There is a slapstick subplot involving Stephano (the alcoholic butler to the king), Trinculo (the court clown of Milan), and Caliban forming a new disordered order on this island. As Trinculo, Bruce Dow delightfully channels Paul Lynde.
Geraint Wyn Davies plays Stephano as dryly Scottish, as if that alone were especially funny. Overall, the humor works.
John Vickery, as Prospero’s vicious brother Antonio, manages to make the role both funny and truly menacing. His is charismatic, and shows off the complexity of Shakespeare’s vision because while Prospero forgives Atonio, Antonio never quite asks for forgiveness.
While some characters have a moral compass and know when they have traveled poorly according to it, including Prospero himself, Vickery shows us a conscience-less man whose role in politics we know all too well.
While I criticized Trish Lindstrom’s early performance in this play, the love plot of The Tempest makes up for that, and Lindstrom and Timothy Stickney, as Ferdinand, the son of the king of Milan, remind me of the happier scenes in Romeo and Juliet, full of the giddiness of first love.
Lindstrom’s performance got better as Miranda was given more to do and think and feel.
The special effects of this production tend to be quite good, and remind us nicely that this is a fantasy story, for all of its psychological angst.
Shelagh O’Brien, who directed the televised version of this production, adds to this sense of wonder. Mostly, the non-intrusive camera angles do good enough procedural work in recording what happens on the stage, but in certain moments the camera crosses onto the stage and moves around the actors, which is a delight for the viewer at home (probably less so for the theater-goers that night).

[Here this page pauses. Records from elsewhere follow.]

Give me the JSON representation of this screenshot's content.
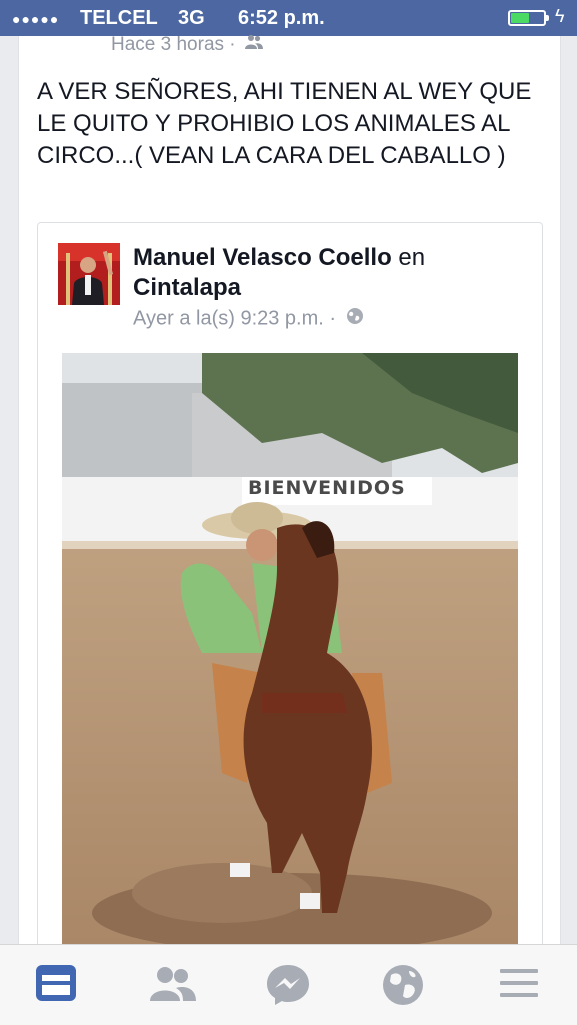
{
  "status_bar": {
    "signal": "●●●●●",
    "carrier": "TELCEL",
    "network": "3G",
    "time": "6:52 p.m.",
    "battery_level": 0.45,
    "icons": [
      "signal-dots-icon",
      "battery-icon",
      "charging-bolt-icon"
    ]
  },
  "post": {
    "time": "Hace 3 horas",
    "separator": "·",
    "audience_icon": "friends-icon",
    "text": "A VER SEÑORES, AHI TIENEN AL WEY QUE LE QUITO Y PROHIBIO LOS ANIMALES AL CIRCO...( VEAN LA CARA DEL CABALLO )"
  },
  "shared_post": {
    "author": "Manuel Velasco Coello",
    "connector": "en",
    "place": "Cintalapa",
    "time": "Ayer a la(s) 9:23 p.m.",
    "separator": "·",
    "audience_icon": "globe-icon",
    "photo_caption": "BIENVENIDOS"
  },
  "tab_bar": {
    "tabs": [
      {
        "icon": "news-feed-icon",
        "active": true
      },
      {
        "icon": "friend-requests-icon",
        "active": false
      },
      {
        "icon": "messenger-icon",
        "active": false
      },
      {
        "icon": "notifications-globe-icon",
        "active": false
      },
      {
        "icon": "menu-icon",
        "active": false
      }
    ],
    "active_color": "#4267b2",
    "inactive_color": "#a7acb5"
  },
  "colors": {
    "brand": "#4c67a1",
    "text": "#141823",
    "muted": "#9197a3"
  }
}
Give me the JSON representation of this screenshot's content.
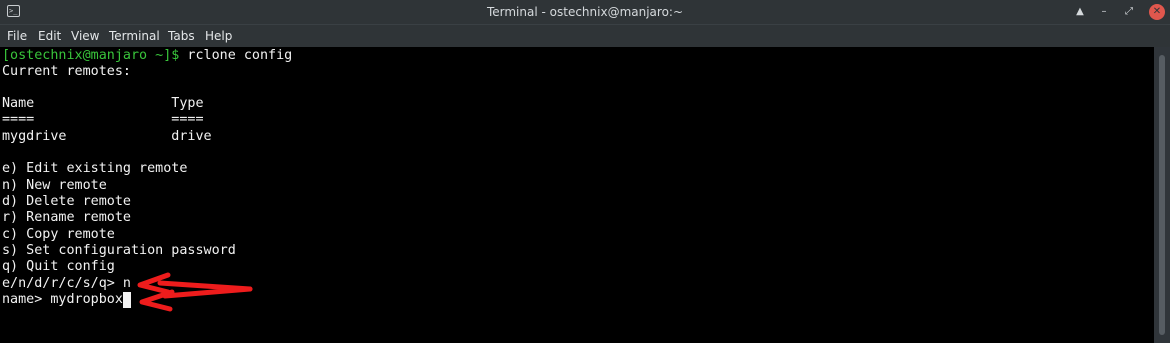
{
  "window": {
    "title": "Terminal - ostechnix@manjaro:~",
    "app_icon_glyph": ">_",
    "buttons": {
      "shade": "▲",
      "minimize": "–",
      "maximize": "⤢",
      "close": "✕"
    }
  },
  "menu": [
    "File",
    "Edit",
    "View",
    "Terminal",
    "Tabs",
    "Help"
  ],
  "terminal": {
    "prompt": "[ostechnix@manjaro ~]$",
    "command": " rclone config",
    "lines": [
      "Current remotes:",
      "",
      "Name                 Type",
      "====                 ====",
      "mygdrive             drive",
      "",
      "e) Edit existing remote",
      "n) New remote",
      "d) Delete remote",
      "r) Rename remote",
      "c) Copy remote",
      "s) Set configuration password",
      "q) Quit config",
      "e/n/d/r/c/s/q> n",
      "name> mydropbox"
    ]
  },
  "colors": {
    "terminal_bg": "#000000",
    "terminal_fg": "#f2f2f2",
    "prompt": "#39c43b",
    "titlebar": "#2f3437",
    "annotation_arrow": "#ee1c1c"
  }
}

Des McAnuff’s Tempest is a fine introduction to the play if you are looking for one. Don’t let the first ten minutes deter you. I thank Don Royster for recommending this version to me.
John King (Episode, well, all of them) holds a PhD in English from Purdue University, and an MFA from New York University. He has reviewed performances for Shakespeare Bulletin.
Don Royster said:
You’ve made me want to see this one again.
Well, you do finally have your DVD back. 🙂